Finally, the big day was here! Two dates, one for each arm, very large mums and garter, a very nice rented suit, and no lack of confidence to be had, Colton was ready for the game and half-time homecoming court presentation. Once we arrived through the gates of the football stadium, Colton was ambushed with well wishes and students wanting to take pictures with the homecoming king nominee. Everyone was wishing encouraging words for him and even fellow nominee’s parents were encouraging Colton, letting him know that he had THEIR vote.
Once on the field for the ceremony, Colton was so confident. He was engaging with his peers and calm as ever. My husband and I were a bit edgy… would he win? How would he react if he did not win? What was our plan? Things moved quite quickly through the event and before we knew it we were introduced to the largest stadium presence for our school. I decided to be like Colton, and just take it all in. It would be okay no matter what! Right before they were to name the Homecoming King, Colton expressed he was so excited. That he “could not wait!” I told him… you may not win, but we will be happy for whoever does. He confidently informed me, “I got this 100 percent, mom!” Colton was voted to be the Homecoming King for his high school by his fellow peers in front of the largest homecoming crowd in our school history. He was so excited and honored. I will never forget the tangible excitement. The stadium crowd was celebrating my son! He was celebrating! We could not be more proud of him! All the while his sister was screaming in the stands… “That is my brother!!!”
Even though the roller coaster of parenting might look and feel different for special needs children, it is still THEIR ride and oh what a ride it is! Our hopes for Colton’s senior year exceeded our expectations. Even after graduation, Colton continues to leave his mark by living by faith and love every step of the way.

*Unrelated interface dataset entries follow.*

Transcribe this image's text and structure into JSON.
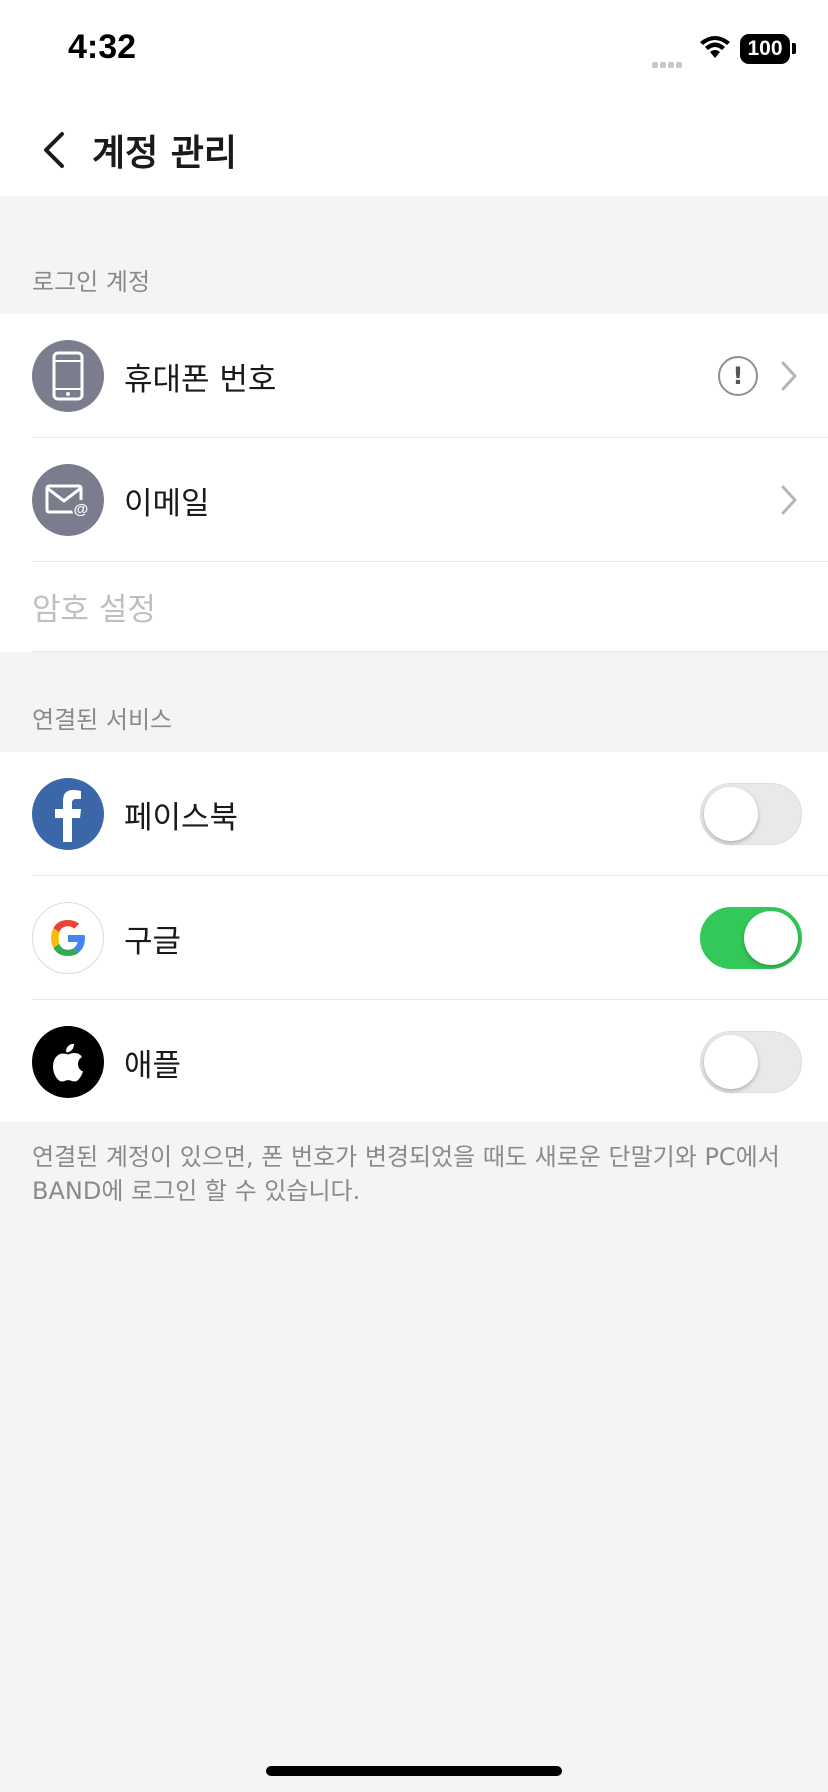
{
  "status_bar": {
    "time": "4:32",
    "battery": "100"
  },
  "nav": {
    "title": "계정 관리"
  },
  "login_section": {
    "header": "로그인 계정",
    "items": [
      {
        "label": "휴대폰 번호",
        "icon": "phone-icon",
        "warning": "!"
      },
      {
        "label": "이메일",
        "icon": "email-icon"
      }
    ],
    "password_label": "암호 설정"
  },
  "linked_section": {
    "header": "연결된 서비스",
    "items": [
      {
        "label": "페이스북",
        "icon": "facebook-icon",
        "enabled": false
      },
      {
        "label": "구글",
        "icon": "google-icon",
        "enabled": true
      },
      {
        "label": "애플",
        "icon": "apple-icon",
        "enabled": false
      }
    ]
  },
  "footer_note": "연결된 계정이 있으면, 폰 번호가 변경되었을 때도 새로운 단말기와 PC에서 BAND에 로그인 할 수 있습니다.",
  "colors": {
    "toggle_on": "#34c759",
    "icon_gray": "#7b7c8e",
    "facebook": "#3b66a8"
  }
}
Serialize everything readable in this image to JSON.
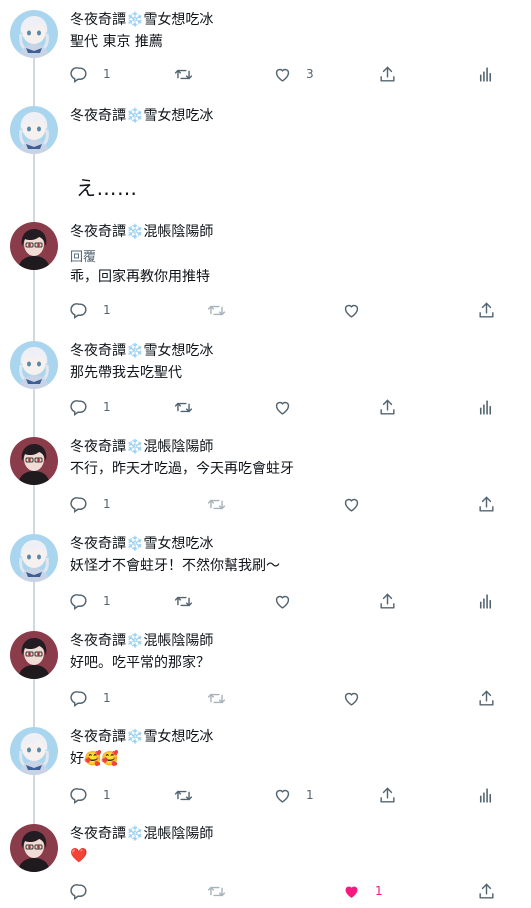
{
  "tweets": [
    {
      "author": "冬夜奇譚",
      "character": "雪女想吃冰",
      "avatar": "yukionna",
      "text": "聖代 東京 推薦",
      "reply_count": "1",
      "like_count": "3",
      "liked": false,
      "retweet_enabled": true
    },
    {
      "author": "冬夜奇譚",
      "character": "雪女想吃冰",
      "avatar": "yukionna",
      "text": "え……",
      "big": true
    },
    {
      "author": "冬夜奇譚",
      "character": "混帳陰陽師",
      "avatar": "onmyoji",
      "reply_label": "回覆",
      "text": "乖，回家再教你用推特",
      "reply_count": "1",
      "like_count": "",
      "liked": false,
      "retweet_enabled": false
    },
    {
      "author": "冬夜奇譚",
      "character": "雪女想吃冰",
      "avatar": "yukionna",
      "text": "那先帶我去吃聖代",
      "reply_count": "1",
      "like_count": "",
      "liked": false,
      "retweet_enabled": true
    },
    {
      "author": "冬夜奇譚",
      "character": "混帳陰陽師",
      "avatar": "onmyoji",
      "text": "不行，昨天才吃過，今天再吃會蛀牙",
      "reply_count": "1",
      "like_count": "",
      "liked": false,
      "retweet_enabled": false
    },
    {
      "author": "冬夜奇譚",
      "character": "雪女想吃冰",
      "avatar": "yukionna",
      "text": "妖怪才不會蛀牙！不然你幫我刷～",
      "reply_count": "1",
      "like_count": "",
      "liked": false,
      "retweet_enabled": true
    },
    {
      "author": "冬夜奇譚",
      "character": "混帳陰陽師",
      "avatar": "onmyoji",
      "text": "好吧。吃平常的那家？",
      "reply_count": "1",
      "like_count": "",
      "liked": false,
      "retweet_enabled": false
    },
    {
      "author": "冬夜奇譚",
      "character": "雪女想吃冰",
      "avatar": "yukionna",
      "text": "好🥰🥰",
      "reply_count": "1",
      "like_count": "1",
      "liked": false,
      "retweet_enabled": true
    },
    {
      "author": "冬夜奇譚",
      "character": "混帳陰陽師",
      "avatar": "onmyoji",
      "text": "❤️",
      "reply_count": "",
      "like_count": "1",
      "liked": true,
      "retweet_enabled": false
    }
  ],
  "colors": {
    "snowflake": "#5aaee8",
    "like_active": "#f91880",
    "icon": "#536471",
    "thread_line": "#cfd9de"
  },
  "icons": [
    "reply-icon",
    "retweet-icon",
    "like-icon",
    "share-icon",
    "analytics-icon",
    "snowflake-icon"
  ]
}
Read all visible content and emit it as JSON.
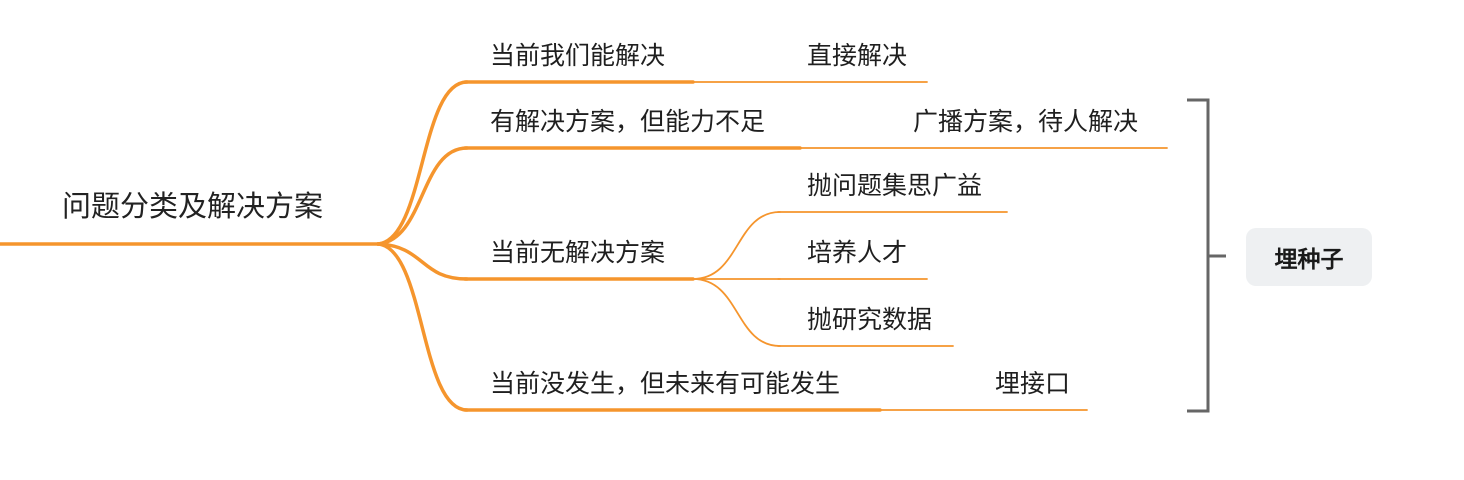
{
  "colors": {
    "branch": "#F5952D",
    "bracket": "#666666",
    "tag_background": "#EEF0F2"
  },
  "root": {
    "label": "问题分类及解决方案"
  },
  "branches": [
    {
      "label": "当前我们能解决",
      "children": [
        "直接解决"
      ]
    },
    {
      "label": "有解决方案，但能力不足",
      "children": [
        "广播方案，待人解决"
      ]
    },
    {
      "label": "当前无解决方案",
      "children": [
        "抛问题集思广益",
        "培养人才",
        "抛研究数据"
      ]
    },
    {
      "label": "当前没发生，但未来有可能发生",
      "children": [
        "埋接口"
      ]
    }
  ],
  "summary": {
    "label": "埋种子"
  }
}
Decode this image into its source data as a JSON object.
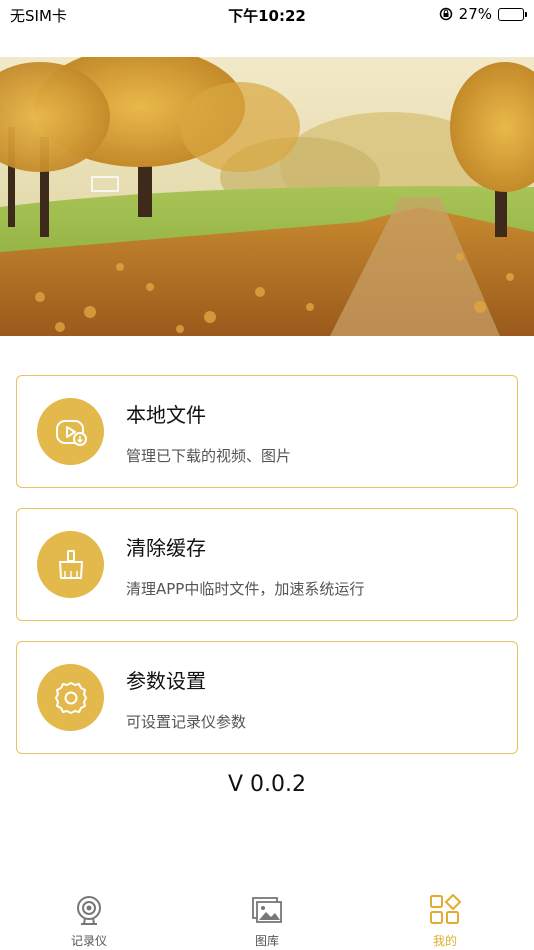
{
  "status_bar": {
    "carrier": "无SIM卡",
    "time": "下午10:22",
    "battery": "27%",
    "battery_level": 0.27
  },
  "hero": {
    "description_icon": "autumn-park-landscape"
  },
  "menu": [
    {
      "title": "本地文件",
      "subtitle": "管理已下载的视频、图片",
      "icon": "video-file-icon"
    },
    {
      "title": "清除缓存",
      "subtitle": "清理APP中临时文件，加速系统运行",
      "icon": "broom-icon"
    },
    {
      "title": "参数设置",
      "subtitle": "可设置记录仪参数",
      "icon": "gear-icon"
    }
  ],
  "version": "V 0.0.2",
  "tabs": [
    {
      "label": "记录仪",
      "icon": "camera-icon",
      "active": false
    },
    {
      "label": "图库",
      "icon": "gallery-icon",
      "active": false
    },
    {
      "label": "我的",
      "icon": "grid-icon",
      "active": true
    }
  ],
  "colors": {
    "accent": "#e3b94c",
    "border": "#e9c35b",
    "active_tab": "#e0ae2e"
  }
}
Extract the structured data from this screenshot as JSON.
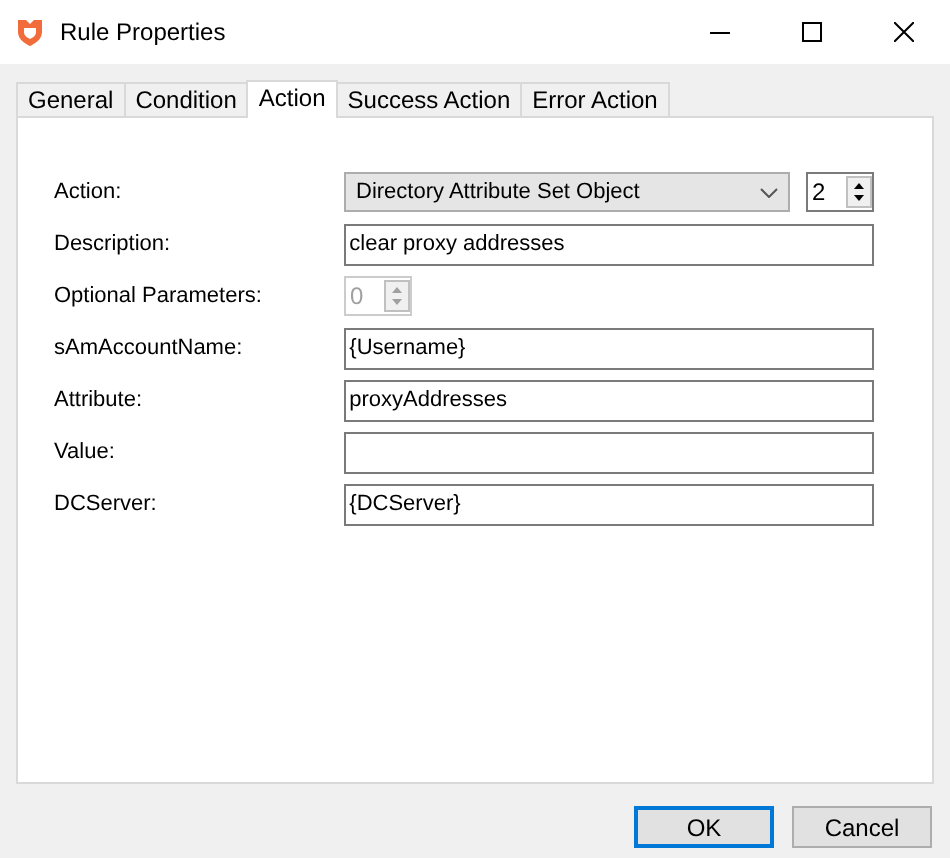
{
  "window": {
    "title": "Rule Properties"
  },
  "tabs": [
    {
      "label": "General",
      "selected": false
    },
    {
      "label": "Condition",
      "selected": false
    },
    {
      "label": "Action",
      "selected": true
    },
    {
      "label": "Success Action",
      "selected": false
    },
    {
      "label": "Error Action",
      "selected": false
    }
  ],
  "fields": [
    {
      "label": "Action:",
      "kind": "combo",
      "value": "Directory Attribute Set Object",
      "spin_value": "2"
    },
    {
      "label": "Description:",
      "kind": "text",
      "value": "clear proxy addresses"
    },
    {
      "label": "Optional Parameters:",
      "kind": "spin",
      "value": "0",
      "disabled": true
    },
    {
      "label": "sAmAccountName:",
      "kind": "text",
      "value": "{Username}"
    },
    {
      "label": "Attribute:",
      "kind": "text",
      "value": "proxyAddresses"
    },
    {
      "label": "Value:",
      "kind": "text"
    },
    {
      "label": "DCServer:",
      "kind": "text",
      "value": "{DCServer}"
    }
  ],
  "buttons": [
    {
      "label": "OK",
      "default": true
    },
    {
      "label": "Cancel",
      "default": false
    }
  ]
}
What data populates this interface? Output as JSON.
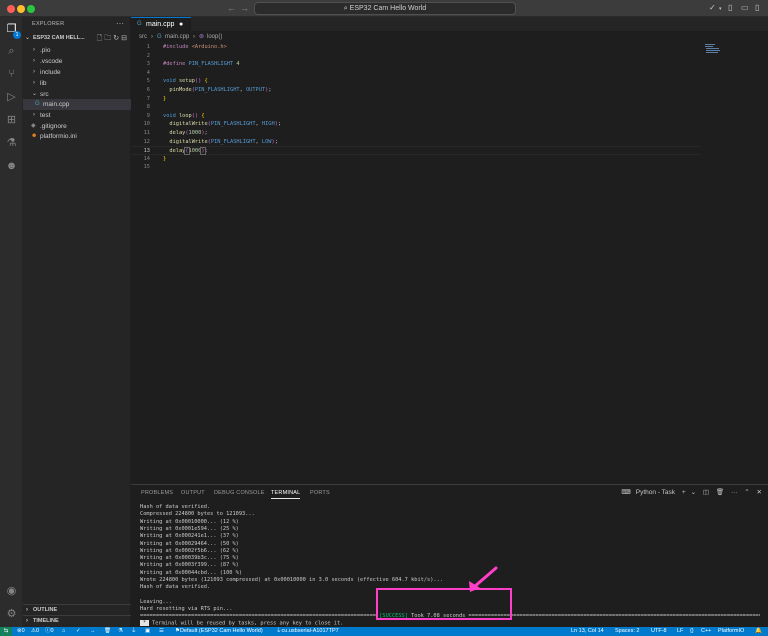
{
  "window": {
    "title": "ESP32 Cam Hello World"
  },
  "sidebar": {
    "title": "EXPLORER",
    "project": "ESP32 CAM HELL...",
    "items": [
      {
        "label": ".pio",
        "type": "folder",
        "expanded": false
      },
      {
        "label": ".vscode",
        "type": "folder",
        "expanded": false
      },
      {
        "label": "include",
        "type": "folder",
        "expanded": false
      },
      {
        "label": "lib",
        "type": "folder",
        "expanded": false
      },
      {
        "label": "src",
        "type": "folder",
        "expanded": true
      },
      {
        "label": "main.cpp",
        "type": "file",
        "selected": true
      },
      {
        "label": "test",
        "type": "folder",
        "expanded": false
      },
      {
        "label": ".gitignore",
        "type": "file"
      },
      {
        "label": "platformio.ini",
        "type": "file"
      }
    ],
    "outline": "OUTLINE",
    "timeline": "TIMELINE"
  },
  "activity_badge": "1",
  "editor": {
    "tab": "main.cpp",
    "breadcrumb": [
      "src",
      "main.cpp",
      "loop()"
    ],
    "current_line": 13,
    "lines": [
      "#include <Arduino.h>",
      "",
      "#define PIN_FLASHLIGHT 4",
      "",
      "void setup() {",
      "  pinMode(PIN_FLASHLIGHT, OUTPUT);",
      "}",
      "",
      "void loop() {",
      "  digitalWrite(PIN_FLASHLIGHT, HIGH);",
      "  delay(1000);",
      "  digitalWrite(PIN_FLASHLIGHT, LOW);",
      "  delay(1000);",
      "}",
      ""
    ]
  },
  "panel": {
    "tabs": [
      "PROBLEMS",
      "OUTPUT",
      "DEBUG CONSOLE",
      "TERMINAL",
      "PORTS"
    ],
    "active_tab": "TERMINAL",
    "task": "Python - Task",
    "terminal": [
      "Hash of data verified.",
      "Compressed 224800 bytes to 121093...",
      "Writing at 0x00010000... (12 %)",
      "Writing at 0x0001e594... (25 %)",
      "Writing at 0x000241e1... (37 %)",
      "Writing at 0x00029464... (50 %)",
      "Writing at 0x0002f5b6... (62 %)",
      "Writing at 0x00039b3c... (75 %)",
      "Writing at 0x0003f399... (87 %)",
      "Writing at 0x00044cbd... (100 %)",
      "Wrote 224800 bytes (121093 compressed) at 0x00010000 in 3.0 seconds (effective 604.7 kbit/s)...",
      "Hash of data verified.",
      "",
      "Leaving...",
      "Hard resetting via RTS pin..."
    ],
    "success_tag": "[SUCCESS]",
    "success_text": "Took 7.08 seconds",
    "rule": "==========================================================================",
    "rule_right": "==================================================================================================",
    "reuse": "Terminal will be reused by tasks, press any key to close it."
  },
  "statusbar": {
    "errors": "0",
    "warnings": "0",
    "info": "0",
    "env": "Default (ESP32 Cam Hello World)",
    "port": "cu.usbserial-A1017TP7",
    "position": "Ln 13, Col 14",
    "spaces": "Spaces: 2",
    "encoding": "UTF-8",
    "eol": "LF",
    "language": "C++",
    "platform": "PlatformIO"
  },
  "colors": {
    "accent": "#007acc",
    "highlight": "#ff3fc8",
    "success": "#0dbc79"
  }
}
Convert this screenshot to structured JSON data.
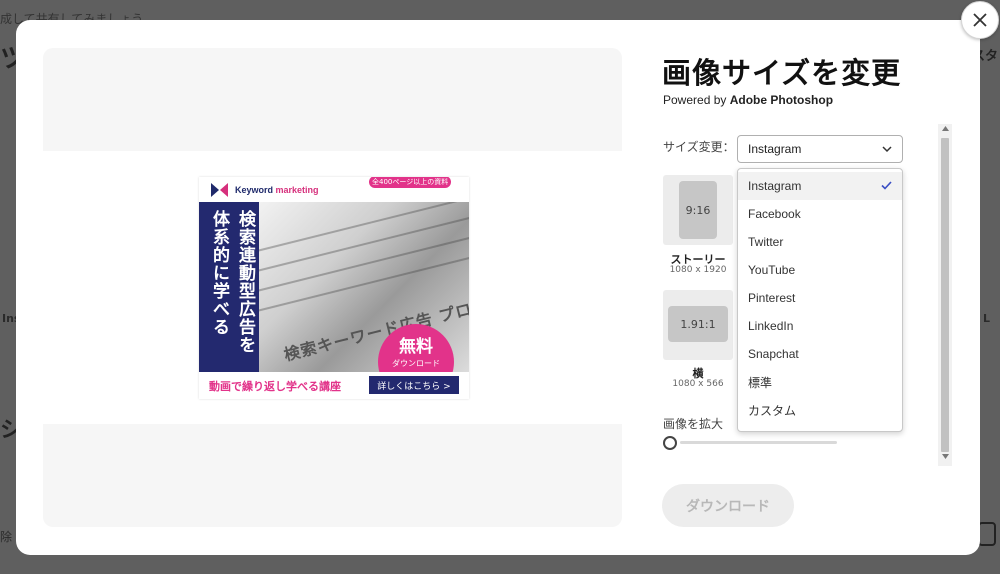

Do you have a story about SMS that you want to share with the PRISMS community? Remember, you can share your SMS story with us anytime by filling out our Share Your Story form!